Workers could change this, of course. They could unionize, bargain collectively as a unit, push back on employer power so that space is made for their needs, their time, their lives. They could ask for paid overtime–in time or money. But most workers in the US have convinced themselves, or have been so persuaded, that organized worker forces flirt with the Antichrist, with all that is good and holy in America, that unions are parasites. So rather than organize themselves and secure for themselves the benefits of a unionized work force, they’d rather stand by and let the remnants of organized labor in this country come under sustained political attack.

And never get home on time.

The ‘Adversarial’ Nature of Unions

One of the strangest objections to the presence of unions in the workplace is that unions make the workplace adversarial, that they introduce conflict into the relationship between the worker and the manager (or between the two classes), that rather than letting workers and management concentrate on maximizing output (or throughput) and enterprise profit, which would then ultimately translate back into prosperity for all concerned, the union imposes an externality, a transaction cost by virtue of its fundamentally oppositional nature.

The so-called ‘adversarial nature’ of the union should not be surprising. Management and workers’ incentives often do not align, especially when the employing entity is not employee owned or incorporated i.e., it is a standard  enterprise where the economic power of capital is concentrated in a small group of owners. The goods to be maximized and minimized–wages and profits for instance–by the parties in this relationship are different and often orthogonal; it is not entirely unexpected that management and workers’ actions would bring them into conflict with each other. This situation is an almost straightforward consequence of the acceptance of two axioms pertaining to such a workplace: a) that it brings together two parties of grossly disparate economic power, with both aiming to maximize their standings in those stakes and b) that this encounter will often be a zero-sum game. Conflict seems inevitable under these circumstances.

(A little historical perspective is useful here. Early hostility to unions from management was systematic; it found a significant legal edge thanks to sympathetic courts that, having internalized the mantra that unions were irritants to markets blamed them for declining profits whenever they occurred. Indeed, the sometimes violent, protracted, and bitter history of labor relations in this country suggests that to note and object to the adversarial nature of unions is to merely note the aggressive posture of one of the two parties in an extended, hostile, and a yet-to-be-resolved conflict: at best it makes note of the obvious, at worst it seeks to obfuscate understanding of the forces that conspire to keep the workplace a space for worker control.)
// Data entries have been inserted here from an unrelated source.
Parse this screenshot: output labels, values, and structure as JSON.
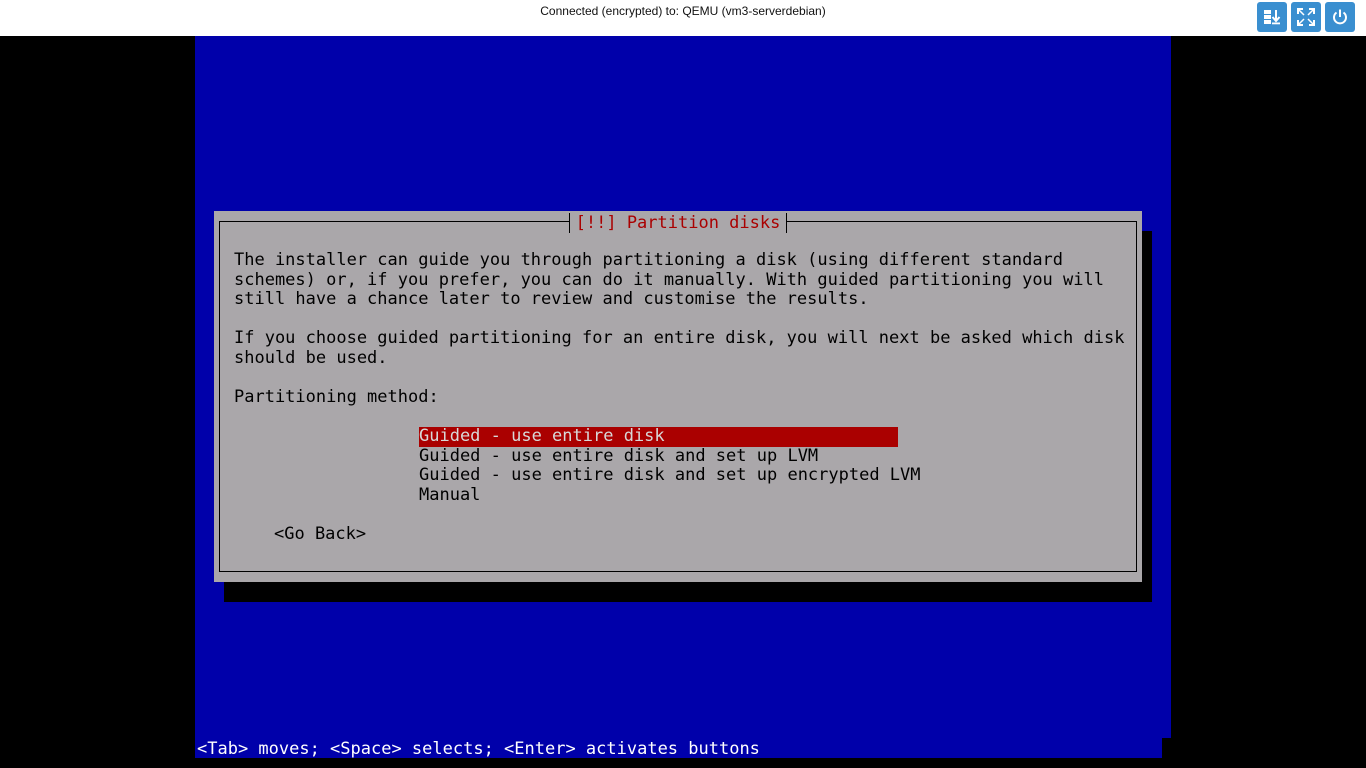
{
  "topbar": {
    "title": "Connected (encrypted) to: QEMU (vm3-serverdebian)",
    "buttons": [
      {
        "icon": "download-icon"
      },
      {
        "icon": "fullscreen-icon"
      },
      {
        "icon": "power-icon"
      }
    ],
    "accent_color": "#3a8fd0"
  },
  "screen": {
    "background_color": "#0000aa"
  },
  "dialog": {
    "title": "[!!] Partition disks",
    "title_color": "#aa0000",
    "background_color": "#aaa7aa",
    "paragraph1": "The installer can guide you through partitioning a disk (using different standard\nschemes) or, if you prefer, you can do it manually. With guided partitioning you will\nstill have a chance later to review and customise the results.",
    "paragraph2": "If you choose guided partitioning for an entire disk, you will next be asked which disk\nshould be used.",
    "method_label": "Partitioning method:",
    "options": [
      {
        "label": "Guided - use entire disk",
        "selected": true
      },
      {
        "label": "Guided - use entire disk and set up LVM",
        "selected": false
      },
      {
        "label": "Guided - use entire disk and set up encrypted LVM",
        "selected": false
      },
      {
        "label": "Manual",
        "selected": false
      }
    ],
    "go_back": "<Go Back>"
  },
  "hint": "<Tab> moves; <Space> selects; <Enter> activates buttons"
}
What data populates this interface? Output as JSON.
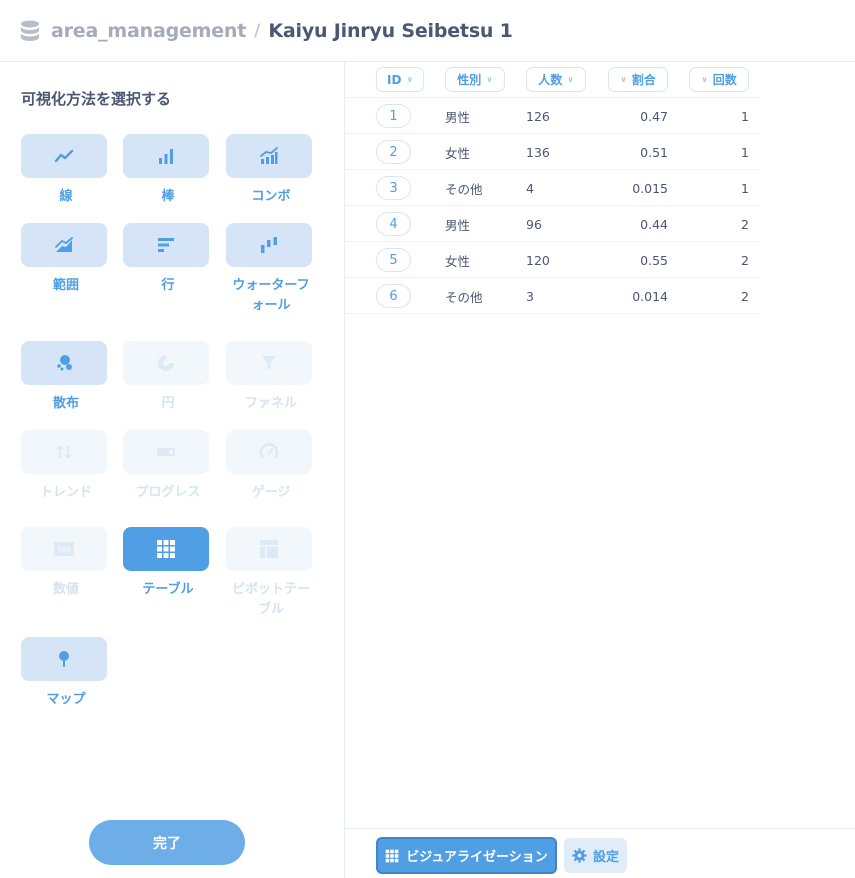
{
  "header": {
    "database": "area_management",
    "separator": "/",
    "title": "Kaiyu Jinryu Seibetsu 1"
  },
  "sidebar": {
    "title": "可視化方法を選択する",
    "items": [
      {
        "label": "線",
        "icon": "line-chart-icon",
        "state": "enabled"
      },
      {
        "label": "棒",
        "icon": "bar-chart-icon",
        "state": "enabled"
      },
      {
        "label": "コンボ",
        "icon": "combo-chart-icon",
        "state": "enabled"
      },
      {
        "label": "範囲",
        "icon": "area-chart-icon",
        "state": "enabled"
      },
      {
        "label": "行",
        "icon": "row-chart-icon",
        "state": "enabled"
      },
      {
        "label": "ウォーターフォール",
        "icon": "waterfall-chart-icon",
        "state": "enabled"
      },
      {
        "label": "散布",
        "icon": "scatter-chart-icon",
        "state": "enabled"
      },
      {
        "label": "円",
        "icon": "pie-chart-icon",
        "state": "disabled"
      },
      {
        "label": "ファネル",
        "icon": "funnel-icon",
        "state": "disabled"
      },
      {
        "label": "トレンド",
        "icon": "trend-icon",
        "state": "disabled"
      },
      {
        "label": "プログレス",
        "icon": "progress-icon",
        "state": "disabled"
      },
      {
        "label": "ゲージ",
        "icon": "gauge-icon",
        "state": "disabled"
      },
      {
        "label": "数値",
        "icon": "number-icon",
        "state": "disabled"
      },
      {
        "label": "テーブル",
        "icon": "table-icon",
        "state": "selected"
      },
      {
        "label": "ピボットテーブル",
        "icon": "pivot-table-icon",
        "state": "disabled"
      },
      {
        "label": "マップ",
        "icon": "map-pin-icon",
        "state": "enabled"
      }
    ],
    "number_icon_text": "100",
    "done_label": "完了"
  },
  "table": {
    "columns": [
      "ID",
      "性別",
      "人数",
      "割合",
      "回数"
    ],
    "rows": [
      [
        "1",
        "男性",
        "126",
        "0.47",
        "1"
      ],
      [
        "2",
        "女性",
        "136",
        "0.51",
        "1"
      ],
      [
        "3",
        "その他",
        "4",
        "0.015",
        "1"
      ],
      [
        "4",
        "男性",
        "96",
        "0.44",
        "2"
      ],
      [
        "5",
        "女性",
        "120",
        "0.55",
        "2"
      ],
      [
        "6",
        "その他",
        "3",
        "0.014",
        "2"
      ]
    ]
  },
  "footer": {
    "visualization_label": "ビジュアライゼーション",
    "settings_label": "設定"
  },
  "colors": {
    "brand": "#509ee3",
    "tile": "#d5e5f7",
    "tile_disabled": "#f2f7fc"
  }
}
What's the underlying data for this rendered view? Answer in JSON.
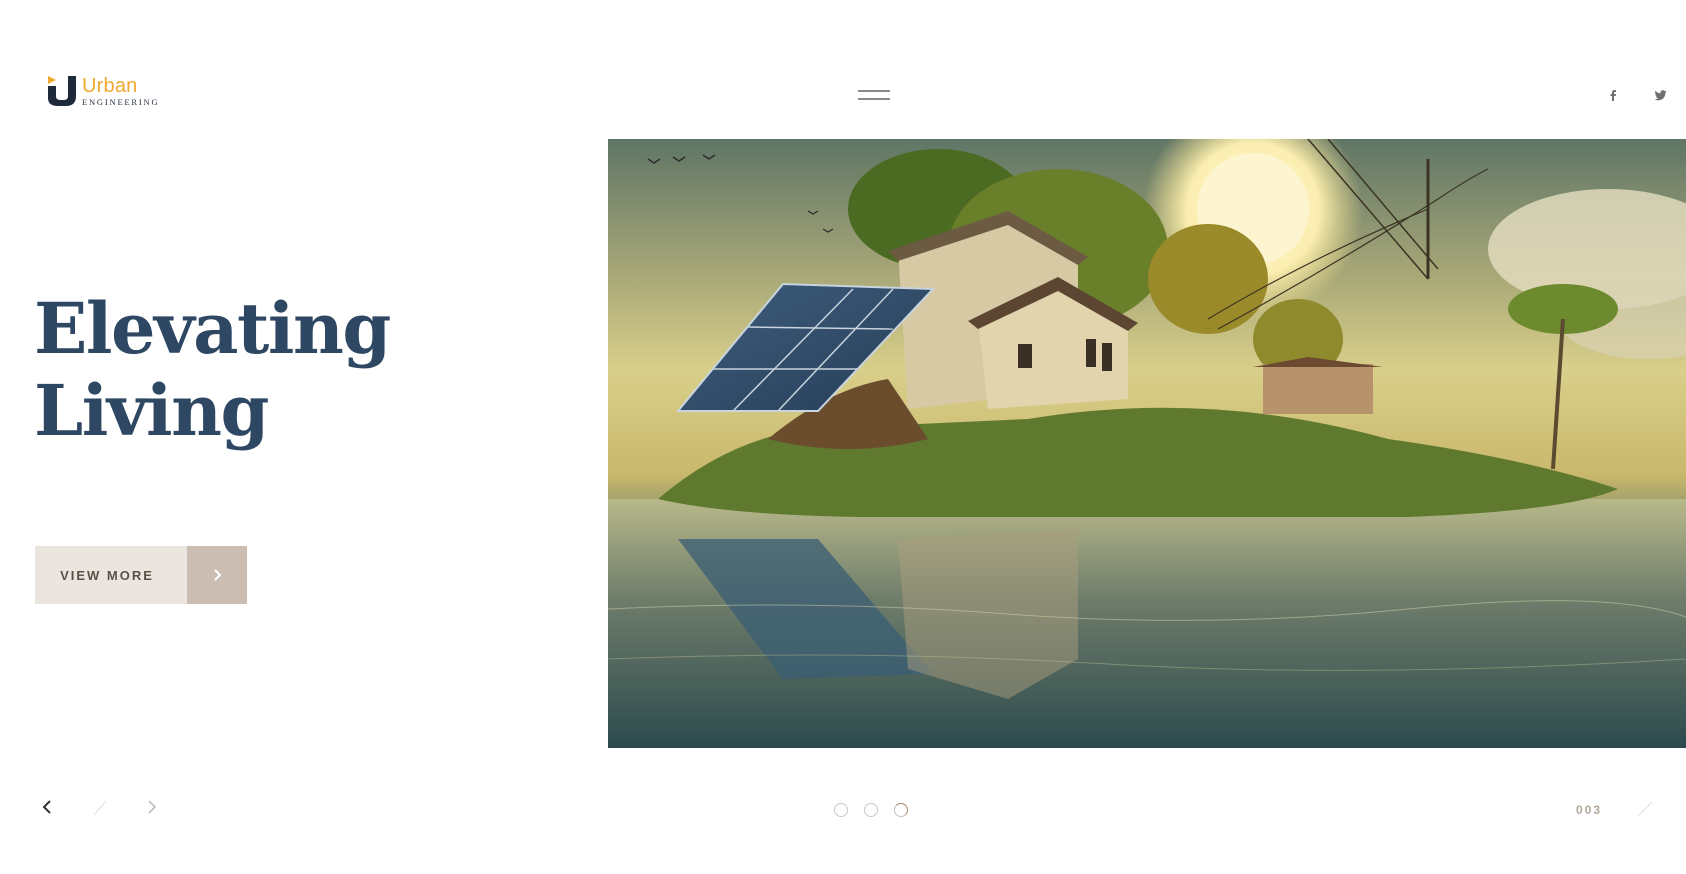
{
  "brand": {
    "name": "Urban",
    "tagline": "ENGINEERING",
    "colors": {
      "accent": "#f0a82d",
      "navy": "#1e2a3a",
      "heading": "#2e4763"
    }
  },
  "header": {
    "menu_icon": "hamburger-icon",
    "social": [
      {
        "name": "facebook",
        "icon": "facebook-icon"
      },
      {
        "name": "twitter",
        "icon": "twitter-icon"
      }
    ]
  },
  "hero": {
    "title_line1": "Elevating",
    "title_line2": "Living",
    "cta_label": "VIEW MORE",
    "cta_icon": "chevron-right-icon",
    "image_alt": "house with solar panels on floating island"
  },
  "slider": {
    "prev_icon": "chevron-left-icon",
    "next_icon": "chevron-right-icon",
    "dots": 3,
    "active_index": 2,
    "counter": "003"
  }
}
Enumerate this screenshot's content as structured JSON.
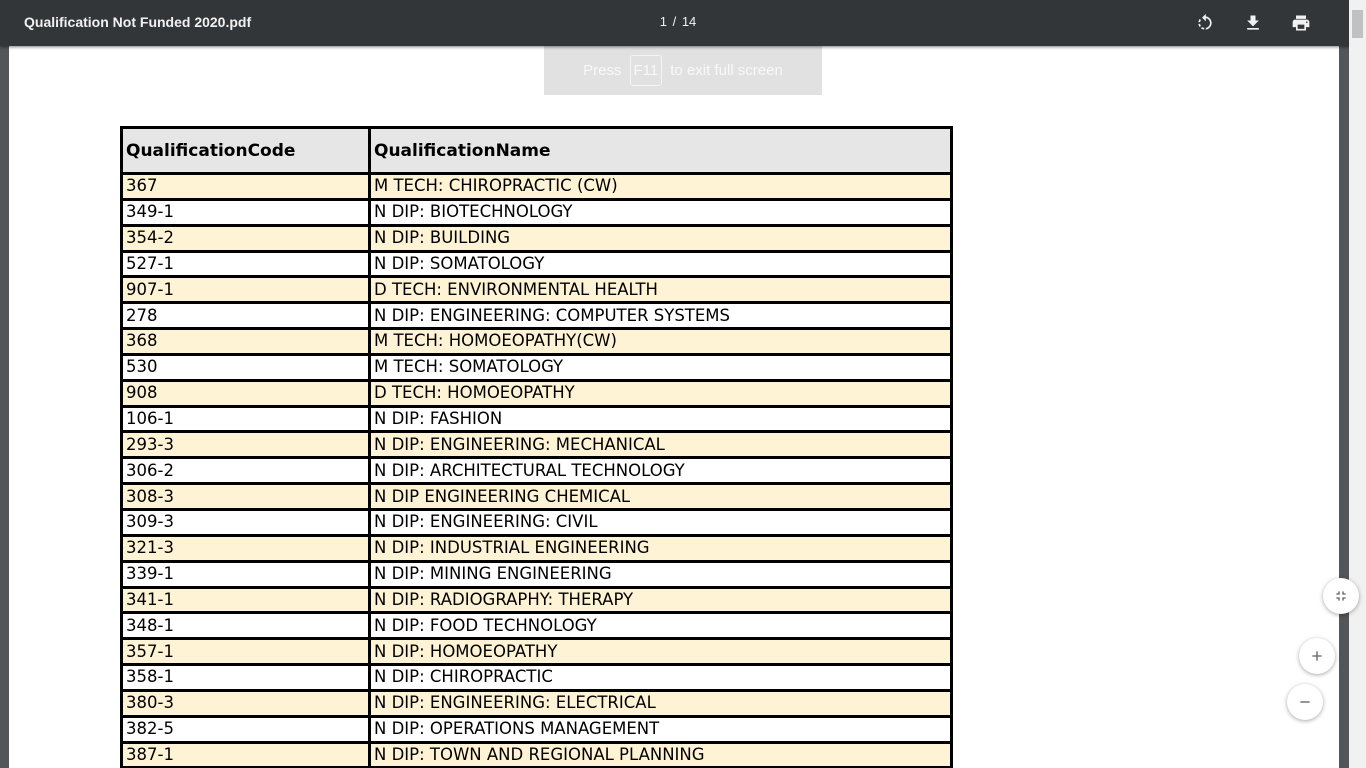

What is most interesting about this almost-aesthetic distaste which underwrites the objection to the conflict-engendering union–the only one to be indicted of the charge of adversarial behavior–is the contrast it intends to conjure up with an imaginary union-free workplace, one that is productive, low-cost, profit-producing, a harmonious vale of workers and management working peacefully together with shoulders to the wheel. Such union-free workplaces in the real world, of course, now free of the friction created by the presence of the union, almost invariably do poorly on those reckonings of worker quality most beloved of unions: worker job security, inflation-pacing wages with annual raises, safe and regulated workplaces. It turns out that conflict in the workplace might be the price workers and management have to pay if the widespread ubiquity of collectively owned economic entities does not become a reality and the workplace continues to showcase relationships between powerful, capital-owning management and economically precarious worker forces.